Few words of explaination. To transform `a`, instance of `Id[A]`, into instance of `M[A]` we just lift the content of `Id` with `monad.unit`. To flatten(combine) `M[M[A]]` it is enough to bind it with identity functions. To create a `Functor` instance, we define `fmap` as function that binds it argument with function that is composition of `f` and `monad.unit`.

### The summary

I hope this article was clear enough, and know you understand what this incomprehensible Definition means. Sadly, I don’t have any formal education in field of category theory, but I hope there are no obvious errors. Because all the code attached compiles, I may be sure that the proof is correct as long as defined types are correct.

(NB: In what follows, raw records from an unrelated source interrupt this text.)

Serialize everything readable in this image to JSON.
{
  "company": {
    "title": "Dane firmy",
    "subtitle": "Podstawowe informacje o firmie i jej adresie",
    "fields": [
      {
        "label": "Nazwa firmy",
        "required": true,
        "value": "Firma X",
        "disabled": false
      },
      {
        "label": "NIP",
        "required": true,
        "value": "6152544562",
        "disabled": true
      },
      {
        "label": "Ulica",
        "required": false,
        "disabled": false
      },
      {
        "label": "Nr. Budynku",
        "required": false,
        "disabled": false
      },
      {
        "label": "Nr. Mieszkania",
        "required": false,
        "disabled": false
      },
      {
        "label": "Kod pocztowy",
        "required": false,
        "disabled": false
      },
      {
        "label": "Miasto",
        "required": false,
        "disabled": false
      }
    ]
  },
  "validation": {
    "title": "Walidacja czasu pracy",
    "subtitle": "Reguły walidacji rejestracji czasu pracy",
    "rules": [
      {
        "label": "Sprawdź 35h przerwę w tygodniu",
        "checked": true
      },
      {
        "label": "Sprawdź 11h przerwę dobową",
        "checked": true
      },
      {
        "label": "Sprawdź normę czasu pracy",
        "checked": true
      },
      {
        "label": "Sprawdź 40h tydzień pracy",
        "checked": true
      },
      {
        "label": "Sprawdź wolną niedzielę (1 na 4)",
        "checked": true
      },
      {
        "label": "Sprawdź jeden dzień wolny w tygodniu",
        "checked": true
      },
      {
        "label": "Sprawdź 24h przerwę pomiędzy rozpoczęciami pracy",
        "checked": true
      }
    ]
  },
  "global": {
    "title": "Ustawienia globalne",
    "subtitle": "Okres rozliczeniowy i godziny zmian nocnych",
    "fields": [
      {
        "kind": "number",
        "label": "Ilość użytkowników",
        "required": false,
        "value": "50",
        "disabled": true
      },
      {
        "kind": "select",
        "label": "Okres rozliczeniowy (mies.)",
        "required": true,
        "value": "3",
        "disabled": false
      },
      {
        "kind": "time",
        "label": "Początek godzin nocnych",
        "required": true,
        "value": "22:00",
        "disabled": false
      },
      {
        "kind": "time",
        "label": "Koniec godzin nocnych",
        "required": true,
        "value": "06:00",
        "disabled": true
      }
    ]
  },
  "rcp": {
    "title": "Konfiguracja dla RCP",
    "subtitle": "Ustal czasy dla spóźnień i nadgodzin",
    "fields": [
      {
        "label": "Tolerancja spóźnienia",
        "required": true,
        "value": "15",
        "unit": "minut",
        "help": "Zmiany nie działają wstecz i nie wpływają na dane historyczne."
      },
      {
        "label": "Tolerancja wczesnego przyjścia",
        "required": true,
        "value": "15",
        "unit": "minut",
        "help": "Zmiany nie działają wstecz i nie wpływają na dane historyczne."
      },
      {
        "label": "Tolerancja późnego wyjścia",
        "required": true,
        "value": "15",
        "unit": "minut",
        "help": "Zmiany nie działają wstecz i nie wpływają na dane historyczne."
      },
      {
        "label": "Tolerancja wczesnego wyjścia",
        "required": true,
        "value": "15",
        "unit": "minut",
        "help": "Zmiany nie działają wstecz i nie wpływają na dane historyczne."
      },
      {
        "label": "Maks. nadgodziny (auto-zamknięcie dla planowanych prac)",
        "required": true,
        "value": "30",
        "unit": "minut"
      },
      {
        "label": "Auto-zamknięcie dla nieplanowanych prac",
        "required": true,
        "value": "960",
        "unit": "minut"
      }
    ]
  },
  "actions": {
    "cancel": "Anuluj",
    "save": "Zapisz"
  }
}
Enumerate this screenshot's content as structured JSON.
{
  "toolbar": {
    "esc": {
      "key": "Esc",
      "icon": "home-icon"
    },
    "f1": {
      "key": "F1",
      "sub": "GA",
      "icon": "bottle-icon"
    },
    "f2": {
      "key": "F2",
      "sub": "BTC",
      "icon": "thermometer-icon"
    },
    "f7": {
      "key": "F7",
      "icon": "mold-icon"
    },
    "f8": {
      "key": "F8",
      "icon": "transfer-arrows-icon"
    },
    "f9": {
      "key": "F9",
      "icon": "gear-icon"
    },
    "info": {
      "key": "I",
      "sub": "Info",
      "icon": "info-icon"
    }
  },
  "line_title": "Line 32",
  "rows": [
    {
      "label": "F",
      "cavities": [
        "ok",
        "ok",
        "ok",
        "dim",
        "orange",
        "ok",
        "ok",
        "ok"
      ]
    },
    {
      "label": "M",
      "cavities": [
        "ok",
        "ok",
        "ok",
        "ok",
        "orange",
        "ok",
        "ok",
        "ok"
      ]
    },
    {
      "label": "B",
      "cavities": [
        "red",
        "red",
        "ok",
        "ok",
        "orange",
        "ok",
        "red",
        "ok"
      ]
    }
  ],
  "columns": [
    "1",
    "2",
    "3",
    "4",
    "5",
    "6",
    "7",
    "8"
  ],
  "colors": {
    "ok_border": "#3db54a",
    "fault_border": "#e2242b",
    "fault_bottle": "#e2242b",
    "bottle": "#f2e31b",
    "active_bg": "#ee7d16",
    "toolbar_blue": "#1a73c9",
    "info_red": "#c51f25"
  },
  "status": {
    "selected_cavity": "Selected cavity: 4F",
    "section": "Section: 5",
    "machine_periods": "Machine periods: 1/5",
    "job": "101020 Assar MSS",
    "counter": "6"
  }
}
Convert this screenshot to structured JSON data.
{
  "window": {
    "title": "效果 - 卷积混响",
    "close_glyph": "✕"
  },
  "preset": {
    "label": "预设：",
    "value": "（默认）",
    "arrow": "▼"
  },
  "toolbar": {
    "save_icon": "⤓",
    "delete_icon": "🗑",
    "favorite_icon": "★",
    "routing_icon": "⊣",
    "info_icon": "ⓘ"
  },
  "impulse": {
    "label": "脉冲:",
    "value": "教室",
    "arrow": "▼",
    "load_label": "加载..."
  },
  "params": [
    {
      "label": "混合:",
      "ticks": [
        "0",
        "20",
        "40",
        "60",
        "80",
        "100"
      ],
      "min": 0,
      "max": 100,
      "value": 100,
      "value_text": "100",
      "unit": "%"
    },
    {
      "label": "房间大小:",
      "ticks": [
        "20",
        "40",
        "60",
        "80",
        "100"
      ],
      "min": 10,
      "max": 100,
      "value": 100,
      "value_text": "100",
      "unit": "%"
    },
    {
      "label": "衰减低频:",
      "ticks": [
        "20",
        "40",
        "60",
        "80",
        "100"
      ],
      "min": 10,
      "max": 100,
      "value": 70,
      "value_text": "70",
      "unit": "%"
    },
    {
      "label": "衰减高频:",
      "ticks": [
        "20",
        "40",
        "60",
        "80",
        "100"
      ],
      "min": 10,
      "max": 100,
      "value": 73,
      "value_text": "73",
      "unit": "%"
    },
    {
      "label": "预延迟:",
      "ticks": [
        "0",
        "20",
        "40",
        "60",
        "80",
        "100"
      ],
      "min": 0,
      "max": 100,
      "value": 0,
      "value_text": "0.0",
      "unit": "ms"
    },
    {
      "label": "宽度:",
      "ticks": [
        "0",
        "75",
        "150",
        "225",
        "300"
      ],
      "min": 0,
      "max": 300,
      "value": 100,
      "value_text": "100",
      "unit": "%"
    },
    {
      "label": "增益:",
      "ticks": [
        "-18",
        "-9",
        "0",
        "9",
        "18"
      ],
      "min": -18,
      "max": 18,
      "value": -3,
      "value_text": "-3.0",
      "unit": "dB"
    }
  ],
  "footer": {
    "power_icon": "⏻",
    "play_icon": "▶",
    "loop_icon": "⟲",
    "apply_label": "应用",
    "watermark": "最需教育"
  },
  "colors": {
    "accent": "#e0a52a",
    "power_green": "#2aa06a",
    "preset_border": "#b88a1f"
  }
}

One thing I have to confess is that I knowingly ignored all aspects of laws.For example `Monad` has to obey these three monadic laws, and `Monoid` has some laws of his own(just as a `Functor` does). You may treat this as a homework, to prove if they hold :)